What you should do: Whenever a line below includes the word "size", copy that line.

Dataset excerpts:
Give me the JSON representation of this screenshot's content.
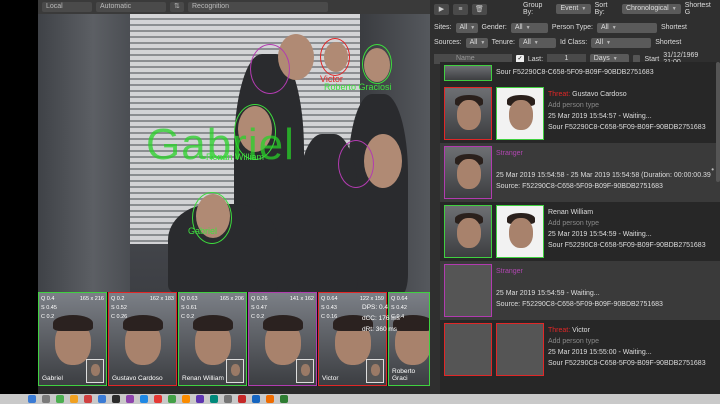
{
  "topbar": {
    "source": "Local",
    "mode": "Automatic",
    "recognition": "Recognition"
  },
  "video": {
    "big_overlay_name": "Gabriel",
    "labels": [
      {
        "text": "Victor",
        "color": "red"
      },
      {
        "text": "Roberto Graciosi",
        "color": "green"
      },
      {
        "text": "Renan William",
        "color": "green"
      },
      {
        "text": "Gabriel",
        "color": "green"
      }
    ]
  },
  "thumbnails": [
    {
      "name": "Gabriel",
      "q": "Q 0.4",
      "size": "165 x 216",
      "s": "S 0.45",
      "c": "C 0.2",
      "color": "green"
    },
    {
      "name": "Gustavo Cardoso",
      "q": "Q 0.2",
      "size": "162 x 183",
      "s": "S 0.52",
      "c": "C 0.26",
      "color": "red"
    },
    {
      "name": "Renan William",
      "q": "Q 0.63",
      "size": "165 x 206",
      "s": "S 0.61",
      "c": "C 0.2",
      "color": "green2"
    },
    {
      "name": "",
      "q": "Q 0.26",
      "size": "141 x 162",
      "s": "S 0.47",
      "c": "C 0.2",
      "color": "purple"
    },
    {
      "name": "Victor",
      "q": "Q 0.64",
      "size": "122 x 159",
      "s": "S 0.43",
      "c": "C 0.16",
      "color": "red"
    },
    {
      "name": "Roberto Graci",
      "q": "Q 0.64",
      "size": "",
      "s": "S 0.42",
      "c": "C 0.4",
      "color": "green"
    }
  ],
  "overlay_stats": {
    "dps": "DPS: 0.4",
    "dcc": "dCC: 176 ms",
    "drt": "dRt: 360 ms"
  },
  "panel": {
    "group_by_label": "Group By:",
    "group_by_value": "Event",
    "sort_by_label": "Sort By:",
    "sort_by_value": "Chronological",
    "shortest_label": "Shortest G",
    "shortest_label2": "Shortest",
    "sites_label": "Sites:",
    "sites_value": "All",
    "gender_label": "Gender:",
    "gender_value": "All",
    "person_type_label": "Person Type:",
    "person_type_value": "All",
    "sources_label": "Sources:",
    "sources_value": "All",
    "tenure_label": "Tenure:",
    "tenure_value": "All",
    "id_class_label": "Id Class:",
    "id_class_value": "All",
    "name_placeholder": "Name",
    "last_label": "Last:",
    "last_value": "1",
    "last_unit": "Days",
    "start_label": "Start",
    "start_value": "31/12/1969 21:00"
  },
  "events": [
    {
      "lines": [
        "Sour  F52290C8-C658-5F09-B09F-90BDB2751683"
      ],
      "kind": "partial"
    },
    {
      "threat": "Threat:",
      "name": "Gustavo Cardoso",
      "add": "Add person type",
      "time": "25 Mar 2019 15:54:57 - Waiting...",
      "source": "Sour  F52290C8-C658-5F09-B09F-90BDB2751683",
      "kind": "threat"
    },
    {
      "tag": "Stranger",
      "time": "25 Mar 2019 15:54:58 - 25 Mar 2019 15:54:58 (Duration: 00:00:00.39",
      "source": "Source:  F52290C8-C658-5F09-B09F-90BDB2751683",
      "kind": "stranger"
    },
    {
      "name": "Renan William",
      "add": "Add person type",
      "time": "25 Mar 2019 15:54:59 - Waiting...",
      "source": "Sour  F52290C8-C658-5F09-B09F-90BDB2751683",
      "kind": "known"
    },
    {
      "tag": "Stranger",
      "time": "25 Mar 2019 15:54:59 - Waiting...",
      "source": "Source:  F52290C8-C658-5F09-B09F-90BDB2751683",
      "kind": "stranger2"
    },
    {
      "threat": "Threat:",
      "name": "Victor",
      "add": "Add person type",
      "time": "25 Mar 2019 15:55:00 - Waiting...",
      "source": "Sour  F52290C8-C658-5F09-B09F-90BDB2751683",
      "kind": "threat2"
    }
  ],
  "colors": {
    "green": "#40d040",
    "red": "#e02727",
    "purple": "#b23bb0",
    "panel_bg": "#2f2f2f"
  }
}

Response for this exercise:
      "size": "165 x 216",
      "size": "162 x 183",
      "size": "165 x 206",
      "size": "141 x 162",
      "size": "122 x 159",
      "size": "",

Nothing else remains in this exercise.